Though modernity was built upon a foundation of fossil fuels, literary critics have long assumed that early-twentieth-century novelists were oblivious to the dire environmental, economic, and social ramifications of nonrenewable energy usage. Existing scholarship maintains that fossil fuels and their byproducts signified progress and exhilaration to modernist-era novelists, who could never have connected the proliferation of coal and oil to the environmental degradation and climate collapse they would eventuate. However, by combining archival research with examinations of novels by Zora Neale Hurston, Sinclair Lewis, Ralph Ellison, and their contemporaries, my dissertation demonstrates that decades before “climate change” formally entered the lexicon, modernist-era novelists indeed anticipated the catastrophic socio-ecological impacts of fossil fuel consumption—and in many cases, presciently contributed to contemporary discourses around environmental and energy justice. By focusing on early-twentieth-century literature produced by Black, Indigenous, working-class, and women-identifying authors, I further contend that experiences of “petro-modernity” varied widely across identity categories.
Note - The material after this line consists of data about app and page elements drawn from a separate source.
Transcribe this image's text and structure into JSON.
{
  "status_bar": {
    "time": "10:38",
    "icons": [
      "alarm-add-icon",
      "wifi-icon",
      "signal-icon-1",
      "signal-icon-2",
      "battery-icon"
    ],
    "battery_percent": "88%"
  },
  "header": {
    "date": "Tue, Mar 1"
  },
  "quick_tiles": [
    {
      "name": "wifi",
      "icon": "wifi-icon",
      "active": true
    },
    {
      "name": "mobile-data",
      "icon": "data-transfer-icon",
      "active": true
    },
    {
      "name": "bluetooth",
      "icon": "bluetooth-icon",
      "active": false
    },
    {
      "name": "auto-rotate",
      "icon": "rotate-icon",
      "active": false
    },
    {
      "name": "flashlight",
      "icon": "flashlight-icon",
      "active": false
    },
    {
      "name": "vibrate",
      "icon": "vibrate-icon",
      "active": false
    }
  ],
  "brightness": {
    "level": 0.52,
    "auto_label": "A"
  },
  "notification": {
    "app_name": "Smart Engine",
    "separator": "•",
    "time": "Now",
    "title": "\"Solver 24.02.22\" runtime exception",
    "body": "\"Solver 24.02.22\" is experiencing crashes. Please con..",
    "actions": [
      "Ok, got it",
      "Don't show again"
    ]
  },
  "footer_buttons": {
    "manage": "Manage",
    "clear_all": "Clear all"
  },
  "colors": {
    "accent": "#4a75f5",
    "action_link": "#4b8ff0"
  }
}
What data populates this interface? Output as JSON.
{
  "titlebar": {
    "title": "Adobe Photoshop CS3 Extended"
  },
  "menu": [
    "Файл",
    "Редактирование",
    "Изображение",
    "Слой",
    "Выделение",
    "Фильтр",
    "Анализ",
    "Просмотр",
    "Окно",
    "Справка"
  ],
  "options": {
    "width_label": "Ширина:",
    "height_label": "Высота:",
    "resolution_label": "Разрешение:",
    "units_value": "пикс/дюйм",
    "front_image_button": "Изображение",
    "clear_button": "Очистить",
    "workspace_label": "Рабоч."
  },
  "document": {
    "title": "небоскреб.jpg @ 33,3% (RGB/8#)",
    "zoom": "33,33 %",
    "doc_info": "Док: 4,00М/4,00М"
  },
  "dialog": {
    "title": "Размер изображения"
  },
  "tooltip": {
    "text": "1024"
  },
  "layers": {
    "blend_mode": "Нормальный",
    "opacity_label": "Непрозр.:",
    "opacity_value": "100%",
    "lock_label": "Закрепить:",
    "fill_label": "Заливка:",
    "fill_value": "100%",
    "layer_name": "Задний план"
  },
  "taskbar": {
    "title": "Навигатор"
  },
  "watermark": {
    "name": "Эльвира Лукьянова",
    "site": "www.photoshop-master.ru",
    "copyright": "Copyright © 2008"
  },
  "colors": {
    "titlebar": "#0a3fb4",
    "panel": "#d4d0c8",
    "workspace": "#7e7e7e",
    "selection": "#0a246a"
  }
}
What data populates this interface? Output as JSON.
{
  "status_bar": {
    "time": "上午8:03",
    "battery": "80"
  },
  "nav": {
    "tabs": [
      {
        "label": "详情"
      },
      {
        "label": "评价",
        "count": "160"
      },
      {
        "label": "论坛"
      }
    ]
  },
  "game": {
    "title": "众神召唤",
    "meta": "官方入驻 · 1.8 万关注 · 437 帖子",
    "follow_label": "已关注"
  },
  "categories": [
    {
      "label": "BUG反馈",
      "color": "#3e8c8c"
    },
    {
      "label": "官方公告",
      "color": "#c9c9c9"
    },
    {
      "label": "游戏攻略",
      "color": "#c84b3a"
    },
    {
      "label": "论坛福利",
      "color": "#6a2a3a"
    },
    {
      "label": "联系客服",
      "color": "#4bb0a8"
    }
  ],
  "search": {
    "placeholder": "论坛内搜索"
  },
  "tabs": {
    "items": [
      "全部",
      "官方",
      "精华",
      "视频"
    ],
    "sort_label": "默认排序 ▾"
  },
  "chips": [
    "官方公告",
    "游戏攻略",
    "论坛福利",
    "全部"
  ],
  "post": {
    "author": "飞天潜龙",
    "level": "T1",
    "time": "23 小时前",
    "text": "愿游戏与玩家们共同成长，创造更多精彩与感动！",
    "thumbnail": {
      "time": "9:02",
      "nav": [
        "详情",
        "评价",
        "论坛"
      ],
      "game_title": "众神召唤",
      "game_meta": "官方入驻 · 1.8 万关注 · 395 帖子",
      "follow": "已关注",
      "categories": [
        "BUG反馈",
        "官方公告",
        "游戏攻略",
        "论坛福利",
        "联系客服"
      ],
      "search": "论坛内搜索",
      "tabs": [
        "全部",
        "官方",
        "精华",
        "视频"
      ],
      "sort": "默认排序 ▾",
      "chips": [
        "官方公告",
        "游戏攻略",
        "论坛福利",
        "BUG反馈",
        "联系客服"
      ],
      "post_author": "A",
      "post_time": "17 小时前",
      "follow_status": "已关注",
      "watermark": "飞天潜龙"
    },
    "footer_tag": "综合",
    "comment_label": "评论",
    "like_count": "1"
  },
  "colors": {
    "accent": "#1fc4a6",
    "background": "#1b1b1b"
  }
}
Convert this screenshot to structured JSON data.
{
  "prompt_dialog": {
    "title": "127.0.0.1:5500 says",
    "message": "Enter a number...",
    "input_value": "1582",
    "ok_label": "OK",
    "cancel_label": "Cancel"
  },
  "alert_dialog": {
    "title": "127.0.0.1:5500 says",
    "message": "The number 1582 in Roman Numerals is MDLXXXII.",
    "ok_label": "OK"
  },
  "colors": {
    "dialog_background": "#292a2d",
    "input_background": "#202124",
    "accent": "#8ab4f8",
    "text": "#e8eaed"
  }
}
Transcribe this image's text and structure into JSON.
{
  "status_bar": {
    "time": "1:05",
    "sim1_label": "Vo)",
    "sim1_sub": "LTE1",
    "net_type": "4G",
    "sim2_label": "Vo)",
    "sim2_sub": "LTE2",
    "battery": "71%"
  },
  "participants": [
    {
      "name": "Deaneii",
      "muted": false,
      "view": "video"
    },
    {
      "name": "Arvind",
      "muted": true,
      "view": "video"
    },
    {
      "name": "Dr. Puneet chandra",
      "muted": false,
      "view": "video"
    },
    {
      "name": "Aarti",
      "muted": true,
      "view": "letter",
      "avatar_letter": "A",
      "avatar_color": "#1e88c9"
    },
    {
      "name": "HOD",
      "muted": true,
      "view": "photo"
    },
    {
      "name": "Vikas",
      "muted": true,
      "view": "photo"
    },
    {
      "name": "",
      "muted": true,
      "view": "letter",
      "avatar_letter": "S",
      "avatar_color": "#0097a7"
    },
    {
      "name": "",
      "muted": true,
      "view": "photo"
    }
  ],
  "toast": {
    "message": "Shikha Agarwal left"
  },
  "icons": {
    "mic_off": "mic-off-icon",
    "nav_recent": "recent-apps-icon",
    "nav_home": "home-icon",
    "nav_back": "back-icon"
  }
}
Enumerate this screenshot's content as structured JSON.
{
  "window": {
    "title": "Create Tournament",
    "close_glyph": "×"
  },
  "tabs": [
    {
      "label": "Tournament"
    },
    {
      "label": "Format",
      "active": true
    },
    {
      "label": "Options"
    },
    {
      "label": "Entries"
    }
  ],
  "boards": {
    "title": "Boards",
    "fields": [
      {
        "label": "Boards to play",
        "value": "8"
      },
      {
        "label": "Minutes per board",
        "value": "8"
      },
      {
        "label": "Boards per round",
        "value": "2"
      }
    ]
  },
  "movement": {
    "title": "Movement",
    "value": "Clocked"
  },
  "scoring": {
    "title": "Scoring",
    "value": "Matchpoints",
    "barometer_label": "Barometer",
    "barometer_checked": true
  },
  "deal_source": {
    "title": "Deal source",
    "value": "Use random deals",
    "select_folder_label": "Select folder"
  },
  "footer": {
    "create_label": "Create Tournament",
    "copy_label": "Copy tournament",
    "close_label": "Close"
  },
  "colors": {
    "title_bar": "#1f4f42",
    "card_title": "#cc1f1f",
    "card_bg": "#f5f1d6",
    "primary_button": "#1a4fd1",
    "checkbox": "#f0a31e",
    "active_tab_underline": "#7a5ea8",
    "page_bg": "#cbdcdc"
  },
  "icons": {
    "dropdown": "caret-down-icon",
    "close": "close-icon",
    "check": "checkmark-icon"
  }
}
Far from absent across modernist-era American literature, I argue, fossil fuels imbued the literature of modernity with the “Anthropocene affects” of foreboding, frustration, and complicated hope.